I believe it’s the same one that McDonald’s uses to print their food. We will be using the latest model. With regards to rules on 3D printed cheesecakes, I believe all 3D printed parts are allowed, but I know that a lot of people get yelled at by the green shirts at competition every year for bringing food into the pits .
Interesting that you are choosing an additive method. Historically, I believe standard cheesecakes were turned on a lathe. Modern technology can use an injection molding process.
We have always just ordered cheesecakes from online then cut them with the band saw. Set up a jig to cut it properly it and you can easily get it down to perfect slices.
Does anyone have a McMaster part number for the cake?
So does the manufacture and working of cheesecake on the small scale really make sense?
I mean your competition has The Cheesecake Factory and that might make it hard to compete on costs and scale.
Why wouldn’t you do COTS?
We’ve procured locally, then cut them using a lightweight hand saw with a very small kerf, which can be procured from culinary supply shops as a “cake knife”.
[pernickety rant]And it’s a PIE! Cake doesn’t have crust and a filling!
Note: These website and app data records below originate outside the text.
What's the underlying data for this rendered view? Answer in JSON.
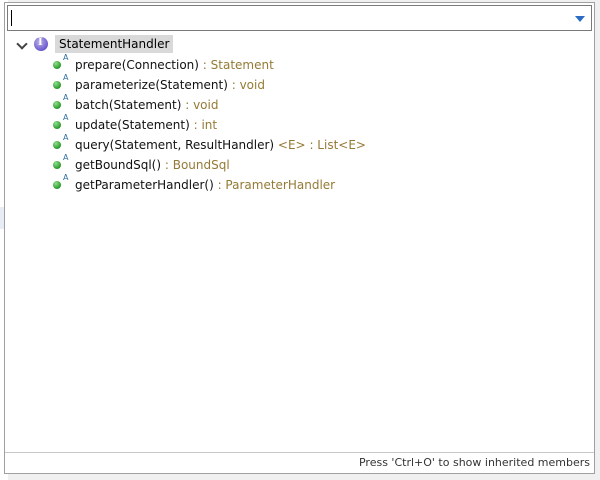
{
  "filter": {
    "value": "",
    "placeholder": ""
  },
  "tree": {
    "root": {
      "label": "StatementHandler",
      "icon": "interface-icon",
      "expanded": true
    },
    "members": [
      {
        "signature": "prepare(Connection)",
        "generic": "",
        "return_type": " : Statement"
      },
      {
        "signature": "parameterize(Statement)",
        "generic": "",
        "return_type": " : void"
      },
      {
        "signature": "batch(Statement)",
        "generic": "",
        "return_type": " : void"
      },
      {
        "signature": "update(Statement)",
        "generic": "",
        "return_type": " : int"
      },
      {
        "signature": "query(Statement, ResultHandler)",
        "generic": " <E>",
        "return_type": " : List<E>"
      },
      {
        "signature": "getBoundSql()",
        "generic": "",
        "return_type": " : BoundSql"
      },
      {
        "signature": "getParameterHandler()",
        "generic": "",
        "return_type": " : ParameterHandler"
      }
    ]
  },
  "status": {
    "hint": "Press 'Ctrl+O' to show inherited members"
  },
  "colors": {
    "return_type": "#957a35",
    "method_public": "#2e9e2e",
    "interface": "#6a5acd",
    "dropdown_arrow": "#2a6cc4"
  }
}
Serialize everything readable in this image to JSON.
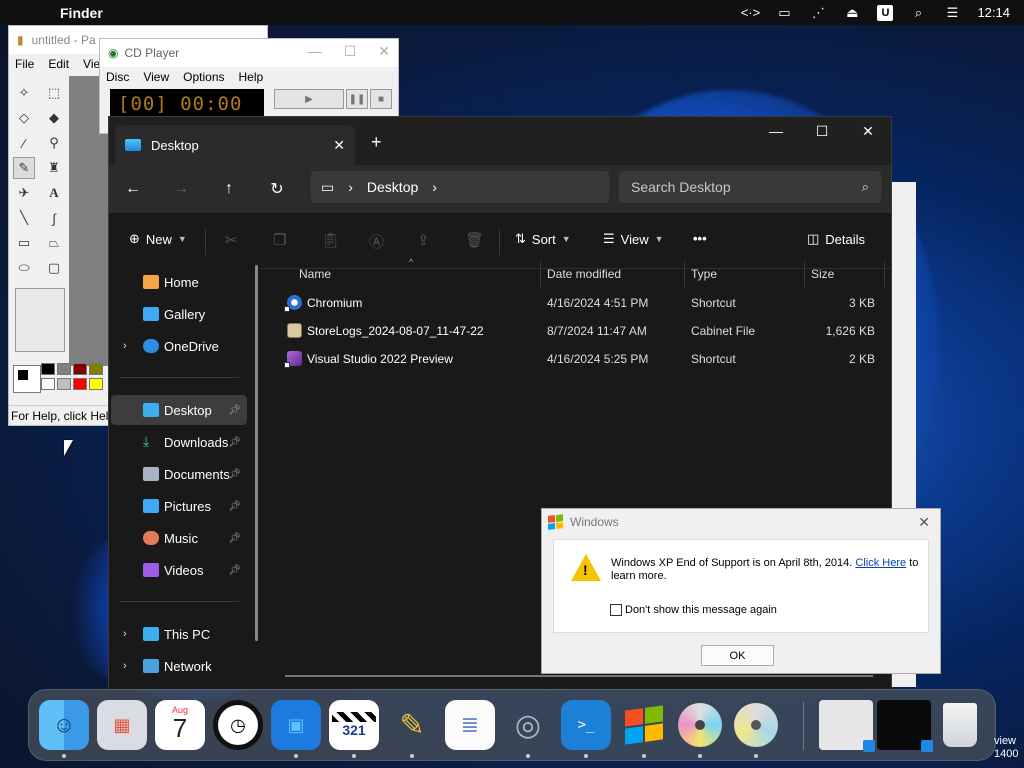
{
  "menubar": {
    "app_name": "Finder",
    "clock": "12:14",
    "u_badge": "U",
    "icons": [
      "code-icon",
      "display-icon",
      "mute-icon",
      "eject-icon",
      "u-icon",
      "search-icon",
      "control-center-icon"
    ]
  },
  "paint": {
    "title": "untitled - Pa",
    "menu": [
      "File",
      "Edit",
      "View"
    ],
    "status": "For Help, click Hel"
  },
  "cdplayer": {
    "title": "CD Player",
    "menu": [
      "Disc",
      "View",
      "Options",
      "Help"
    ],
    "display": "[00] 00:00"
  },
  "explorer": {
    "tab_title": "Desktop",
    "address_path": "Desktop",
    "search_placeholder": "Search Desktop",
    "toolbar": {
      "new": "New",
      "sort": "Sort",
      "view": "View",
      "more": "•••",
      "details": "Details"
    },
    "nav": {
      "home": "Home",
      "gallery": "Gallery",
      "onedrive": "OneDrive",
      "desktop": "Desktop",
      "downloads": "Downloads",
      "documents": "Documents",
      "pictures": "Pictures",
      "music": "Music",
      "videos": "Videos",
      "thispc": "This PC",
      "network": "Network"
    },
    "columns": {
      "name": "Name",
      "date": "Date modified",
      "type": "Type",
      "size": "Size"
    },
    "files": [
      {
        "name": "Chromium",
        "date": "4/16/2024 4:51 PM",
        "type": "Shortcut",
        "size": "3 KB"
      },
      {
        "name": "StoreLogs_2024-08-07_11-47-22",
        "date": "8/7/2024 11:47 AM",
        "type": "Cabinet File",
        "size": "1,626 KB"
      },
      {
        "name": "Visual Studio 2022 Preview",
        "date": "4/16/2024 5:25 PM",
        "type": "Shortcut",
        "size": "2 KB"
      }
    ]
  },
  "dialog": {
    "title": "Windows",
    "message_pre": "Windows XP End of Support is on April 8th, 2014.",
    "link": "Click Here",
    "message_post": "to learn more.",
    "checkbox": "Don't show this message again",
    "ok": "OK"
  },
  "dock": {
    "calendar_month": "Aug",
    "calendar_day": "7",
    "clapper_text": "321"
  },
  "corner_text": {
    "line1": "view",
    "line2": "1400"
  }
}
Boston Cream Pie is really a cake, but cheesecake is a PIE![/pernickety rant]
And, OBTW, the biggest flaw I found in the original rendering (ahead of lack of texture) was that the cheesecake filling was translucent rather than opaque.
Crust is typically just graham cracker crumbs and melted butter to hold it together. A good cheesecake just doesn’t need cherries, or whipped cream for that matter though. I have a habit of making cheesecakes when I get bored, so I would be highly interested in purchasing one of these cheesecake 3D printers.
Here’s a supplier.
This model is great for quick assembly, but you’ll need prefabricated crust.
That’s just the refill.
And here I’ve been hand-squirting my cheez-whiz like a simpleton… Thank goodness for bored engineers!
Darn that is a really good rendering of a cheesecake.
In all seriousness, there is no technical issue preventing you from printing a cheesecake, or a pizza for that matter - but you’d still need to bake the pizza.
McD’s uses high-speed large-capacity printers, but they’ve found real wheat buns are more cost-effective.
As for the filament cartridges, Cheddar isn’t the right material for this kind of cake.
What’s scary about this thread is that it can turn into a real, serious discussion at any moment. And there are people here with the chops to actually do it. I mean, they already print chocolate and cupcake icing…
Well 3D printers can be enclosed.
Easy Bake ovens are enclosed.
I did once suggest using an incandescent light bulb as a 3D printer enclosure heater.
Turn up the wattage - or better yet - use an infrared lamp and lower it to the pizza to produce localized heating (runs to the pizza patent office).
We’re coming for you, Papa John’s!
What would be better though, this method or finding a way to heat the bed to a high enough temperature to cook the pizza? I have no experience cooking pizzas so I don’t know how they are generally cooked, but wouldn’t heating the bed make it so that it wouldn’t have to be enclosed? Also I have no idea if a 3d printer’s bed can get to a high enough temperature to cook a pizza.
Who designs a slice of cheesecake to be 7.2 pieces per whole? No one will settle for the 0.2 piece. That’s just crazy talk.
Iter-ate… one more time.
Heated beds from printed circuit boards might survive this. It would probably take several heater cartridges to get the heating even. Then again there is good old nichrome or Inconel wire.
Uhhh… the cake is cone-shaped and there are 350 degrees around the center. I cut it into seven pieces because 7 is a nice number… also America.
You need to get out more. Or at least observe more closely. Surely there is a non-chain type Pizzeria near you? Go visit and ask questions (as if you were in the pits at a regional…) Living in northern NJ would help (pizza capitol of the world, arguably).
Pizza ovens are generally at 450 to 500 degrees. They universally have stone ‘floors’ to maintain the temperature evenly and avoid the cooling effect of an uncooked pizza. So yes, one CAN make a bed that will cook a pizza, but you really want to print it first, then cook it.
ABS printers alraedy have heated beds, so you could base your bed on something like that, they go up to ~110ºC
Has anyone figured out how to print the irregularities in the cake to make it more accurate and useful? Maybe adding bubbles inside the filament would create a pattern like that
Ummm… Are we talking per capita? Because here in Becker, MN we have 4 different joints in a town of 4500; or one pizzeria per 1125 residents. And if you include the local bars and c-store, it jumps to 7; or one per 643 residents. Only one is a national chain. We love Pizza and robots here in Becker!